● WORK TASK: From the first line to the last, write out the data below exactly.

● DATASET RECORDS:

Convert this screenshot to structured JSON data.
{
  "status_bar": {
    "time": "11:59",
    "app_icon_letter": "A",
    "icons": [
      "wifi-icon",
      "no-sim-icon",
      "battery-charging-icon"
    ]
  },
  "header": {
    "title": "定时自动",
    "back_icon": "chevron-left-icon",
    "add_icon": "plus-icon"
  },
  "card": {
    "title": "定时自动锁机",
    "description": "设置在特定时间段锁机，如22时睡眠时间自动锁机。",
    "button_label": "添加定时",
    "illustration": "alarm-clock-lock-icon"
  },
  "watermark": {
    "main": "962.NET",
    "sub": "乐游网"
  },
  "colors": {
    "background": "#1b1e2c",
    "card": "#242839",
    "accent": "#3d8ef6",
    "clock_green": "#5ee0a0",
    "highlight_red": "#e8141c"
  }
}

● RESULT FOR THIS TASK:
Convert this screenshot to structured JSON data.
{
  "status_bar": {
    "time": "11:59",
    "app_icon_letter": "A",
    "icons": [
      "wifi-icon",
      "no-sim-icon",
      "battery-charging-icon"
    ]
  },
  "header": {
    "title": "定时自动",
    "back_icon": "chevron-left-icon",
    "add_icon": "plus-icon"
  },
  "card": {
    "title": "定时自动锁机",
    "description": "设置在特定时间段锁机，如22时睡眠时间自动锁机。",
    "button_label": "添加定时",
    "illustration": "alarm-clock-lock-icon"
  },
  "watermark": {
    "main": "962.NET",
    "sub": "乐游网"
  },
  "colors": {
    "background": "#1b1e2c",
    "card": "#242839",
    "accent": "#3d8ef6",
    "clock_green": "#5ee0a0",
    "highlight_red": "#e8141c"
  }
}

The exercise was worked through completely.